Raw data
*** Block opens ***
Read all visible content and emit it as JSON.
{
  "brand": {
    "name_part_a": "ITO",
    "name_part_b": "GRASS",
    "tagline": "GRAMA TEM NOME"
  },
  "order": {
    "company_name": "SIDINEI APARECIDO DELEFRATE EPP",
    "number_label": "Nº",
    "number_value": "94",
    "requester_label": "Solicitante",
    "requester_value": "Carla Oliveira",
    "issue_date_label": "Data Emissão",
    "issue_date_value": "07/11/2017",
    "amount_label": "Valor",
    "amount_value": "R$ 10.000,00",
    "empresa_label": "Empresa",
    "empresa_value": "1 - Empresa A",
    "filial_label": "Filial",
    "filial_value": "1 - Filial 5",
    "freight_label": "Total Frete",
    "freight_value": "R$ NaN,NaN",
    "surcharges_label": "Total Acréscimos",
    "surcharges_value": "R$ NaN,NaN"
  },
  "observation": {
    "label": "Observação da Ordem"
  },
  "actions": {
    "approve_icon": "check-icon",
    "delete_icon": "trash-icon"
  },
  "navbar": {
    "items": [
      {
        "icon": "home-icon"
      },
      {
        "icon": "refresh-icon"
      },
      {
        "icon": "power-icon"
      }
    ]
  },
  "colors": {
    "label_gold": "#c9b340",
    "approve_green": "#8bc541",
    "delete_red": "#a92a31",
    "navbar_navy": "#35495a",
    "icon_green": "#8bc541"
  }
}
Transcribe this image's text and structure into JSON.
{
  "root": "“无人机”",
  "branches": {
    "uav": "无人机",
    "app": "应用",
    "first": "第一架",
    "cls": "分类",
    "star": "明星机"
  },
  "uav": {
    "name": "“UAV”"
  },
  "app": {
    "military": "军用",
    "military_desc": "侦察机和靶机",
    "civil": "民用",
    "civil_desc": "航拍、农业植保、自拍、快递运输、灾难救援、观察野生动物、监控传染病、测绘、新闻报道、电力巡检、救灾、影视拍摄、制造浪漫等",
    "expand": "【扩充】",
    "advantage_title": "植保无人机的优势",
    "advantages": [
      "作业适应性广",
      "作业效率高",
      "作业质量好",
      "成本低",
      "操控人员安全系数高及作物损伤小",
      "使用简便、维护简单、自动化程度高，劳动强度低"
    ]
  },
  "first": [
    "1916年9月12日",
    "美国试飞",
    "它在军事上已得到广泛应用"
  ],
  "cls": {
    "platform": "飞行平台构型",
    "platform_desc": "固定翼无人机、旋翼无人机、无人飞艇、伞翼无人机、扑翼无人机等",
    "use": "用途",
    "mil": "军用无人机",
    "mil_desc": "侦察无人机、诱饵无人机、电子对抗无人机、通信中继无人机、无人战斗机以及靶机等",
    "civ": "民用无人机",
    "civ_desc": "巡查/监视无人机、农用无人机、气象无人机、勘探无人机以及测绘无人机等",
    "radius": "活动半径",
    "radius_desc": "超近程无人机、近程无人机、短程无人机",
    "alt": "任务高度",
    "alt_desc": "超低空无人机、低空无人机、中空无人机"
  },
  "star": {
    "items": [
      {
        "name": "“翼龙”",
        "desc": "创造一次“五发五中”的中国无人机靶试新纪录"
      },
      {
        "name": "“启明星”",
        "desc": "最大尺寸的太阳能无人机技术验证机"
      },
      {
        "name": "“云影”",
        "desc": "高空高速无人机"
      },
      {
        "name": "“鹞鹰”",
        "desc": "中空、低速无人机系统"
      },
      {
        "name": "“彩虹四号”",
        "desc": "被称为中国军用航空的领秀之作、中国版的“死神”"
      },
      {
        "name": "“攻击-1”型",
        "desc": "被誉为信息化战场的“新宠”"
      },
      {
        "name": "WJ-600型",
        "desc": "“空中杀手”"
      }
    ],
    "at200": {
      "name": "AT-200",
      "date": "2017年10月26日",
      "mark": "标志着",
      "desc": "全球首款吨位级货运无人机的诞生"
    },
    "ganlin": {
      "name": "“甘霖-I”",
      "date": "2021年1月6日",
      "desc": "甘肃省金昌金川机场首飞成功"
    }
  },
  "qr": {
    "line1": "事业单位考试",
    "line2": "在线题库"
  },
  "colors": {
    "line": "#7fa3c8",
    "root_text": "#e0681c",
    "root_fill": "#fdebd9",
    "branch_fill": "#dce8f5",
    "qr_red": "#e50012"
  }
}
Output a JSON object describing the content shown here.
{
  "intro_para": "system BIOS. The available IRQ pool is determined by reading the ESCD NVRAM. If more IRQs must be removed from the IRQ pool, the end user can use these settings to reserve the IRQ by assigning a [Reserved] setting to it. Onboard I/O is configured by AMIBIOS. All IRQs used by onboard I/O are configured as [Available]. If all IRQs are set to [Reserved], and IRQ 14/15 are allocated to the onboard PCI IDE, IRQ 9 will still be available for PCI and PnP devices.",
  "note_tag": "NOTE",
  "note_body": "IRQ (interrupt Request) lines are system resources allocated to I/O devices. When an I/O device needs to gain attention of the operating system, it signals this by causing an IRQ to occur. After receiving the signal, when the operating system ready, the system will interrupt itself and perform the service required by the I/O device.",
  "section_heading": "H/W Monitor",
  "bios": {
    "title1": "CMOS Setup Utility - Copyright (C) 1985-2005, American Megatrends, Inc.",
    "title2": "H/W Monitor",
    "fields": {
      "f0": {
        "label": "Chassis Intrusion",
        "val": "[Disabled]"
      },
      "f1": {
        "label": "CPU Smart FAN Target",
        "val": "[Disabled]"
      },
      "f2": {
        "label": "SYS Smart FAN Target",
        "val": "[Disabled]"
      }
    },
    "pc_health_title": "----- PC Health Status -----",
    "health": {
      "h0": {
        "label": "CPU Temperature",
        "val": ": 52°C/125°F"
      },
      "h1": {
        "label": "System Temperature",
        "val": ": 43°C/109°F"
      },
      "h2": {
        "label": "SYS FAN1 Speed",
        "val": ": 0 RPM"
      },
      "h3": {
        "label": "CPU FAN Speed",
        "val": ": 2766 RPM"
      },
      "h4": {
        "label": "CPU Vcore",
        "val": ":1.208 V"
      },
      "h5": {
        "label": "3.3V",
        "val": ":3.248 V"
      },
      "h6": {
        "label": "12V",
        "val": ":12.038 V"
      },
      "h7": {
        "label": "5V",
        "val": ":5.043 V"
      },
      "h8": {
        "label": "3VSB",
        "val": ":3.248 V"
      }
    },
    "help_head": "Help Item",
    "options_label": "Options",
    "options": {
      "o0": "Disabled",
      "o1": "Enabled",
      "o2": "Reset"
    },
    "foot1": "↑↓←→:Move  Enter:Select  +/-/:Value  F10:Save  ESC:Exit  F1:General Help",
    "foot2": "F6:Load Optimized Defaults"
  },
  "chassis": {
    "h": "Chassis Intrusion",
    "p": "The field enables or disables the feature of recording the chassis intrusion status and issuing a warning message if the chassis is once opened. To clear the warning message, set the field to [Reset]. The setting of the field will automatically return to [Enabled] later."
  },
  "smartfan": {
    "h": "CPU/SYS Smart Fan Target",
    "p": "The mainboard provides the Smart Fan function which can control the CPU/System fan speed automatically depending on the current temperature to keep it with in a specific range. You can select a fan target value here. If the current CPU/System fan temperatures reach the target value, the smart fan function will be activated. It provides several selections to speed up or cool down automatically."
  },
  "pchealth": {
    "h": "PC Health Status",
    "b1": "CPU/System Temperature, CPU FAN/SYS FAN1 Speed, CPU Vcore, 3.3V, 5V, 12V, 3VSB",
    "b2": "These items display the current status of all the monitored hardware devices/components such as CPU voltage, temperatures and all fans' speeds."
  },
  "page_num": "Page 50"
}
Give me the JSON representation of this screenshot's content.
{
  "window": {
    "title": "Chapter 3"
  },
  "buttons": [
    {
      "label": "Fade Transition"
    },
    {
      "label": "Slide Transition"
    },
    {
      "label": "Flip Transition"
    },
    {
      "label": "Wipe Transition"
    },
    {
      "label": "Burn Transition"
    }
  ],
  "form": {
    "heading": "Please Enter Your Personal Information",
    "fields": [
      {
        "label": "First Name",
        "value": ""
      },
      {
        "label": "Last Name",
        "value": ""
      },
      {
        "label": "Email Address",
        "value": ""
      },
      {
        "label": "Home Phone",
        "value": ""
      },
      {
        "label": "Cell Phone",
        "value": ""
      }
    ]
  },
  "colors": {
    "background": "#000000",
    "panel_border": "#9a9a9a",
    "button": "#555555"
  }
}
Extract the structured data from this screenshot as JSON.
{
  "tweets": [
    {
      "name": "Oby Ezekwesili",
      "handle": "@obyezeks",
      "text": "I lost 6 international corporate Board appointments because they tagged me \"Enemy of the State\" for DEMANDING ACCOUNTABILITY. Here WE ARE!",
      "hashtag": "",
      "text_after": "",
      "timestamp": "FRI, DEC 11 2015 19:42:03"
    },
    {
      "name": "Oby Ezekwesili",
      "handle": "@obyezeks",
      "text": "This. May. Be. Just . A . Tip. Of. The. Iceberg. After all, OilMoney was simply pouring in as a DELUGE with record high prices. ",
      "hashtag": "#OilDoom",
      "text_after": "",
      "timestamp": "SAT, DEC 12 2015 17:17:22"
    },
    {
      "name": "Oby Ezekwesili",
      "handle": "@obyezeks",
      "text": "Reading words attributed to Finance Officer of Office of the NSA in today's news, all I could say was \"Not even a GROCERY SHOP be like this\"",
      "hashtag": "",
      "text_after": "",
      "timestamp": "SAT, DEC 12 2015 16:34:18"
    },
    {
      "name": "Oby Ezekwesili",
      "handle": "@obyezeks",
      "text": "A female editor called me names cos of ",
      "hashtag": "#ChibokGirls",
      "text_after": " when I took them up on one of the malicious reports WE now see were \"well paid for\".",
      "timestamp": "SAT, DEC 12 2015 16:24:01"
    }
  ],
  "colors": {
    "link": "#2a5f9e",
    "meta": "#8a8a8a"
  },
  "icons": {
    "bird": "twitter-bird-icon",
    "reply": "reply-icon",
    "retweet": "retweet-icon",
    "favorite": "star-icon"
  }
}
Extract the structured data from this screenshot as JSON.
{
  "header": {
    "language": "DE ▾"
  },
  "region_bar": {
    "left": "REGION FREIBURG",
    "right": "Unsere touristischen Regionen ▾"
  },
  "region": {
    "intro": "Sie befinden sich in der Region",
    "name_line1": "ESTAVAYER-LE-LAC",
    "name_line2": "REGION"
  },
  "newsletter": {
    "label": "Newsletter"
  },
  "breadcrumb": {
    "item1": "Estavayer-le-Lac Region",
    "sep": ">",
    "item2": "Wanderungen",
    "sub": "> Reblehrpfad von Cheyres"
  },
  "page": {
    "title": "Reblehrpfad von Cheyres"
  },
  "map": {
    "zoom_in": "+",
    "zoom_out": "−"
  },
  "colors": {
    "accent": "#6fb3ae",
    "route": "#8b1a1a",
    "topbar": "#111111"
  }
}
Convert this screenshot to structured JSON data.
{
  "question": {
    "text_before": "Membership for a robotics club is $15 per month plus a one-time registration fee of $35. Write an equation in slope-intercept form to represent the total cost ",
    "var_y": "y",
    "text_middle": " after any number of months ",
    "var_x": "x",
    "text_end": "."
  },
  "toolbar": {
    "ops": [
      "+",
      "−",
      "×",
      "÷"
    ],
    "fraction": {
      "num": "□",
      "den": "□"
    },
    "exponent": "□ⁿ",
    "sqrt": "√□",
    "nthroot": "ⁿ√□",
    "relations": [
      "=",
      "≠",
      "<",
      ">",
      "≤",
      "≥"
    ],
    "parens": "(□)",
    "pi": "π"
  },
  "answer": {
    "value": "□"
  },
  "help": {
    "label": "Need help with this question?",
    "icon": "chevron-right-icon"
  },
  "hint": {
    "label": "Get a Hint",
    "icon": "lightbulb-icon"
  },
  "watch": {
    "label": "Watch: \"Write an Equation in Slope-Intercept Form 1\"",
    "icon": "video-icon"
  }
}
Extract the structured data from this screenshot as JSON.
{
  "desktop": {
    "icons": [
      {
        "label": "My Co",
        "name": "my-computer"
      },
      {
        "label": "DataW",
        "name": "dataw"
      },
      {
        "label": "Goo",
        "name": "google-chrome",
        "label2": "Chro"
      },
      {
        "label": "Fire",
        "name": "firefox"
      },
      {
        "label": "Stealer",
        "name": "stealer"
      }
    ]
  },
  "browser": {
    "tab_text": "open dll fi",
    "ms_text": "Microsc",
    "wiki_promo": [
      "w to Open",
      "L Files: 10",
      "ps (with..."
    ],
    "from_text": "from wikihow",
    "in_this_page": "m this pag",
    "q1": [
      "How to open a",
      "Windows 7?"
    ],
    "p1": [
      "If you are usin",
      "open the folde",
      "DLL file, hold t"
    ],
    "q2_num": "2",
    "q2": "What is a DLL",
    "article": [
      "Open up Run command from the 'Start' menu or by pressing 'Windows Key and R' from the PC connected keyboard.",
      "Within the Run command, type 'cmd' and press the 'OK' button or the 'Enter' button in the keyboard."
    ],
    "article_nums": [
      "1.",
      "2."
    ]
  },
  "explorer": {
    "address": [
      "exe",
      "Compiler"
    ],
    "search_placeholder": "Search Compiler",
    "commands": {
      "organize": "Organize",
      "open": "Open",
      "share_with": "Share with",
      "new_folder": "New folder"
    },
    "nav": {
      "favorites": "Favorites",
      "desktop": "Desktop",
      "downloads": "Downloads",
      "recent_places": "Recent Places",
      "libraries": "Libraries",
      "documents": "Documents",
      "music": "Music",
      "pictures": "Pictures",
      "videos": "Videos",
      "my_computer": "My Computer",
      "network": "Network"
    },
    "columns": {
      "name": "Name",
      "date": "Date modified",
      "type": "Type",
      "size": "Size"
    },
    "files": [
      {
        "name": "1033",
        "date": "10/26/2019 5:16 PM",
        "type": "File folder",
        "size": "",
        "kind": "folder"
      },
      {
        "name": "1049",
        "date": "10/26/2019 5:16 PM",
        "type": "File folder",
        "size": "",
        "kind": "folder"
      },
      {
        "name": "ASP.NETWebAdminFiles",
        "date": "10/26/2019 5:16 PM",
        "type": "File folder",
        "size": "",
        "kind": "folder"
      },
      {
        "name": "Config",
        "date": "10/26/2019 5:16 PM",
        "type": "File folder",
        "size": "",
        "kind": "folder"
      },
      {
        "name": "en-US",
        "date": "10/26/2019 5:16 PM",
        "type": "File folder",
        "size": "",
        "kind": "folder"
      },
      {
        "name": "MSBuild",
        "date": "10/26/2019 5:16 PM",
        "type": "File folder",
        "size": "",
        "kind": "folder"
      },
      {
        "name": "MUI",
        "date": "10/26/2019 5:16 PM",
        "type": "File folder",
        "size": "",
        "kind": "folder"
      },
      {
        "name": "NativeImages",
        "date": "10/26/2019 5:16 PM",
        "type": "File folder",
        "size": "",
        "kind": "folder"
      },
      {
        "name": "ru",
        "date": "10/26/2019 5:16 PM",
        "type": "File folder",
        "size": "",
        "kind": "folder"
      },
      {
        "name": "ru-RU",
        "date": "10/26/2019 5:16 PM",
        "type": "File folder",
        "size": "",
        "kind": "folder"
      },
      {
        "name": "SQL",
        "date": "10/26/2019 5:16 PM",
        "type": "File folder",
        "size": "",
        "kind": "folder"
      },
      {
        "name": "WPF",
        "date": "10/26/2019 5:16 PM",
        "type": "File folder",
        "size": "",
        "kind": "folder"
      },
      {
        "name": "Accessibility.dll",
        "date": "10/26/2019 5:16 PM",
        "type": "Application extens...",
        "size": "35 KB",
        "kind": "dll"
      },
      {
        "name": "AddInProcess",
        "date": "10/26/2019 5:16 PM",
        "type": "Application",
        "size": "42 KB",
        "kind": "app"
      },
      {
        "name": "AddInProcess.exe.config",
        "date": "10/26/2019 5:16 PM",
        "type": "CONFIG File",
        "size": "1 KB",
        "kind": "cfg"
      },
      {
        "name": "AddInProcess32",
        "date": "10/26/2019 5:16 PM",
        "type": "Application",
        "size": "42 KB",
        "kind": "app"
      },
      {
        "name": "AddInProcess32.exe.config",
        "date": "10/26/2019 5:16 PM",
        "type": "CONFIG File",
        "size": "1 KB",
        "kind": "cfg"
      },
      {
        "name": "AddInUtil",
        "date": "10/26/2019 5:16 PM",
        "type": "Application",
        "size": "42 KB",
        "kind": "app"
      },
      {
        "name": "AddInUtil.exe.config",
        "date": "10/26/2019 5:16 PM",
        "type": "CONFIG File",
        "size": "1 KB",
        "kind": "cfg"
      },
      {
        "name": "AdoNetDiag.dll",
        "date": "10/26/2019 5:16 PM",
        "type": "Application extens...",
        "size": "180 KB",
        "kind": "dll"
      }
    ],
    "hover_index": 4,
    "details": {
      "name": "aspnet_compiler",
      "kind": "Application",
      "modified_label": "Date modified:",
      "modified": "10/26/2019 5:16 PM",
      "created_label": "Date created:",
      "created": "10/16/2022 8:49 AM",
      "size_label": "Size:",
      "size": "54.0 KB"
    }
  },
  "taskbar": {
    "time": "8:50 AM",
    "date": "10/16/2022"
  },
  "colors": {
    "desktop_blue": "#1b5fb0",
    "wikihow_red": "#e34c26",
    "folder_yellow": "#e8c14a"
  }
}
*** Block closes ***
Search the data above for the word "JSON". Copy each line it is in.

Response for this exercise
Read all visible content and emit it as JSON.
Transcribe this image's text and structure into JSON.
Output a JSON object describing the content shown here.
Give me the JSON representation of this screenshot's content.
Extract the structured data from this screenshot as JSON.
Extract the structured data from this screenshot as JSON.
Convert this screenshot to structured JSON data.
Extract the structured data from this screenshot as JSON.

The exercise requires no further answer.